First, published in 1978, Tulle Olsen's 'Silences' revolutionised literary studies and inspired an explosion of new creative voices. By exploring the social and ecomic conditions that make creativity possible, Olsen sheds new light into the gaps in the literary landscape and the can. She reveals that working-class people, people of colour, and all women have in fact always written -- though their work has been officially igred -- and she examines the forces they struggled against in order to create, forces that led in many cases to premature silence. With fascinating testimony from authors' diaries and letters, Olsen takes us inside the artistic process, examining the effects of poverty, family duties (especially motherhood), political and religious censorship, and rigid literary rms on writers ranging from Thomas Hardy and Herman Melville to Willa Cather, Virginia Woolf, and Sylvia Plath. For those disadvantaged by gender, class, or race, these obstacles loom even larger. In particular, Olsen makes the case that women writers have faced crushing odds, their talents underestimated, their achievements igred, the themes of their writing scorned, their very attempt to write condemned as a breach of family duty -- and of feminine nature. And yet, as she shows, they have written. This special 25th anniversary edition includes an introduction tracing the impact of Silences on women's studies, women's writing, and women's publishing. It also provides a key document of Olsen's work: the famous reading lists that she assembled from her years of research in public libraries.

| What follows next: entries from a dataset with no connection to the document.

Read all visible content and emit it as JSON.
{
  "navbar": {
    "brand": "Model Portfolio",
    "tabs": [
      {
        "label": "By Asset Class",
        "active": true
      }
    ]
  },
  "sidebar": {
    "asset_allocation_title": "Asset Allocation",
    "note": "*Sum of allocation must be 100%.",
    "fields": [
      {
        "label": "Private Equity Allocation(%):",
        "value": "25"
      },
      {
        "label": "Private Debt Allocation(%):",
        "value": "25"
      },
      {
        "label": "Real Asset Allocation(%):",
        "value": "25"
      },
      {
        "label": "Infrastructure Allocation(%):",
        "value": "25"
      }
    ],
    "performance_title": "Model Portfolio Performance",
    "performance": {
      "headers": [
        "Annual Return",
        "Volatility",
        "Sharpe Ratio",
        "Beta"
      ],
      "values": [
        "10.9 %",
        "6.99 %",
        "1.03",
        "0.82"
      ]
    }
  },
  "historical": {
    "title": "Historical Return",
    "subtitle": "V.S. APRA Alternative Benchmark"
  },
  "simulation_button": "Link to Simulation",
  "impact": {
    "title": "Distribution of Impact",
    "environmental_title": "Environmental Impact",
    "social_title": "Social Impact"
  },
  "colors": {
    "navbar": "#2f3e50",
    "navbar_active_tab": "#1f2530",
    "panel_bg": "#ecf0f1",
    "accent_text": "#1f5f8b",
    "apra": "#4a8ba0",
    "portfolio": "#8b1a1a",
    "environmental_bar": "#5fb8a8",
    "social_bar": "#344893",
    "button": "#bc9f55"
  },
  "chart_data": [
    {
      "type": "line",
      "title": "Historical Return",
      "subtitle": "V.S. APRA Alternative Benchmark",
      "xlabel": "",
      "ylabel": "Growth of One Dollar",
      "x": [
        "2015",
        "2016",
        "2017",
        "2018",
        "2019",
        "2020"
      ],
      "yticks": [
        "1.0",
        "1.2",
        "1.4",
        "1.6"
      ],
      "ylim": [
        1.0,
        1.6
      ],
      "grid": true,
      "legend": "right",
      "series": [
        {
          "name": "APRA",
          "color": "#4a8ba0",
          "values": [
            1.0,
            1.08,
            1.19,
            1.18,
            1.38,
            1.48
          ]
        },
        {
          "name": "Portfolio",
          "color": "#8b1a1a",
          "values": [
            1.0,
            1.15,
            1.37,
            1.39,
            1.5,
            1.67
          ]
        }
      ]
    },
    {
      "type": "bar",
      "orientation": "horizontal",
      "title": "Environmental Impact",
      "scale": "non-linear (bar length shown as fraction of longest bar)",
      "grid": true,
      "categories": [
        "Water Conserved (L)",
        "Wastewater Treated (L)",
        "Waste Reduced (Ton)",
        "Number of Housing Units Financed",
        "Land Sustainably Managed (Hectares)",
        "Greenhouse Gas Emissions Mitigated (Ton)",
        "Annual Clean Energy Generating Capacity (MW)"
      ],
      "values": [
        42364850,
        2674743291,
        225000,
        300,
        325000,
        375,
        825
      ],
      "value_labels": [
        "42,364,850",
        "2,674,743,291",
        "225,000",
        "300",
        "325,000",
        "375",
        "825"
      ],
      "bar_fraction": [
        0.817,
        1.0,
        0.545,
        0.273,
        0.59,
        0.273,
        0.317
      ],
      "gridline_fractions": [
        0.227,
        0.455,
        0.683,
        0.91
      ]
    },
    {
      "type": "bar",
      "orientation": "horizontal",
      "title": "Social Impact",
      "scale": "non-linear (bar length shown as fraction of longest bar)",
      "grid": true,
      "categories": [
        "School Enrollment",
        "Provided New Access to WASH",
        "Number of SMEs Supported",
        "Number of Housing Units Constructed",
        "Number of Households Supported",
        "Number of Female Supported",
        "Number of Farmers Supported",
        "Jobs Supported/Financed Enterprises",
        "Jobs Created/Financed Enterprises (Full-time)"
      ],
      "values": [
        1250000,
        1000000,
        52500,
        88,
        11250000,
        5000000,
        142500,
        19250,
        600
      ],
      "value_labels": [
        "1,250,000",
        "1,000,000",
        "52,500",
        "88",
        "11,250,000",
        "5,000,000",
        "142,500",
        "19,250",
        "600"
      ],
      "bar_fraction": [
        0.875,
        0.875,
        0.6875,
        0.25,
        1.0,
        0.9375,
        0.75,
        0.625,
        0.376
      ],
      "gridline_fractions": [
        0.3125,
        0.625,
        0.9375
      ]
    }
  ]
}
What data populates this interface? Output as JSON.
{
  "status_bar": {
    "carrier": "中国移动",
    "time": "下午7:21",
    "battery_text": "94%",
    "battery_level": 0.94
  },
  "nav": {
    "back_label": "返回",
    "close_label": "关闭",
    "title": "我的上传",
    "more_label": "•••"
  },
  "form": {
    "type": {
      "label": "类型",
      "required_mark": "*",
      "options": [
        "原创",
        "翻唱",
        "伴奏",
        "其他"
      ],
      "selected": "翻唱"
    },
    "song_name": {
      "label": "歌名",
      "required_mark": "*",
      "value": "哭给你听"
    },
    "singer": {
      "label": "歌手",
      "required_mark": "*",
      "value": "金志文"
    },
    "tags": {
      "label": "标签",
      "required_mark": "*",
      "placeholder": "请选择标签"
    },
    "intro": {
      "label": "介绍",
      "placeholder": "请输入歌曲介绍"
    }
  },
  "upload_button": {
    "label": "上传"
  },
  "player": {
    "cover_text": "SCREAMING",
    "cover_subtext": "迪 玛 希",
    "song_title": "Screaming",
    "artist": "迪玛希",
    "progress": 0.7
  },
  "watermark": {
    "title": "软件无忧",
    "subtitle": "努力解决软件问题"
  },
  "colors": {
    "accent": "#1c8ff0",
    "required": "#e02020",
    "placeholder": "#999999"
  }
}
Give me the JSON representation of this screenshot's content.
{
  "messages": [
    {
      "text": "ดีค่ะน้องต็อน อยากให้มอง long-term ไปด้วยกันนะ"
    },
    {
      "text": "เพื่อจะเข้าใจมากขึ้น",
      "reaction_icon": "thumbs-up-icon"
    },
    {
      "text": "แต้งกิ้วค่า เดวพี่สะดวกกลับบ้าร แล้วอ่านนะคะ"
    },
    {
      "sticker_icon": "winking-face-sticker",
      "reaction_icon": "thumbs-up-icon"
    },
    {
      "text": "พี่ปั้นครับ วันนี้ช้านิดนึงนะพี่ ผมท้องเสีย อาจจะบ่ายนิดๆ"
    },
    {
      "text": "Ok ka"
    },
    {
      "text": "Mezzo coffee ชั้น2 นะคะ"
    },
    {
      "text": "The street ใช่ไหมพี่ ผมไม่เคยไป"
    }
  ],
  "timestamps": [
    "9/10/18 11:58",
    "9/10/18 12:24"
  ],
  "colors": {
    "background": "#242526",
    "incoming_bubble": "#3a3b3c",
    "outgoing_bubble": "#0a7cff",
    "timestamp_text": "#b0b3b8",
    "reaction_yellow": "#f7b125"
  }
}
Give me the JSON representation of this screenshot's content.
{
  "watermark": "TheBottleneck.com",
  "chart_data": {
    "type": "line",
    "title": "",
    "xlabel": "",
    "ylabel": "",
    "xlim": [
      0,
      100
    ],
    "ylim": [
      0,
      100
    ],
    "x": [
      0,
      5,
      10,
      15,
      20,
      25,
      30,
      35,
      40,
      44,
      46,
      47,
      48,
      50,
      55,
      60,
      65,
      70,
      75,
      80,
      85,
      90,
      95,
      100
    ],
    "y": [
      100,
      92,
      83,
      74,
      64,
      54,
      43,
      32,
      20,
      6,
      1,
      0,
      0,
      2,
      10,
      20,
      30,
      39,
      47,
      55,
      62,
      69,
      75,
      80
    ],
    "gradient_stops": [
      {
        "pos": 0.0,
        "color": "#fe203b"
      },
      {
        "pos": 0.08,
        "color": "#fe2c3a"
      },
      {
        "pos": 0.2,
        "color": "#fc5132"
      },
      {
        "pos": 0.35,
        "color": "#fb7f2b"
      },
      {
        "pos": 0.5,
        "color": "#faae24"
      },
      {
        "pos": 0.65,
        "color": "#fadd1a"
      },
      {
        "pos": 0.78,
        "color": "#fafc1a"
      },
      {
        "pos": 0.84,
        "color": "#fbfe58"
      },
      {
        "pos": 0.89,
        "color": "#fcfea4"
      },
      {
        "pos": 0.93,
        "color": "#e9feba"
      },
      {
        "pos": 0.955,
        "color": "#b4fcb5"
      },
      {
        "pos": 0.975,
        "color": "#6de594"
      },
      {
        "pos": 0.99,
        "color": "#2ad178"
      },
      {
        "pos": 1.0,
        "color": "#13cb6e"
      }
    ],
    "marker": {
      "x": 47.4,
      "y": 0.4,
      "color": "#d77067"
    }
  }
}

Activist and author Tillie Olsen is best known for her prize-winning fiction Tell Me a Riddle and Yonnondio: From the Thirties. She taught at MIT, Stanford, and Amherst. Olsen is an recipient of an Award for Distinguished Contribution to American Literature from the American Academy and the National Institute of Arts and Letters.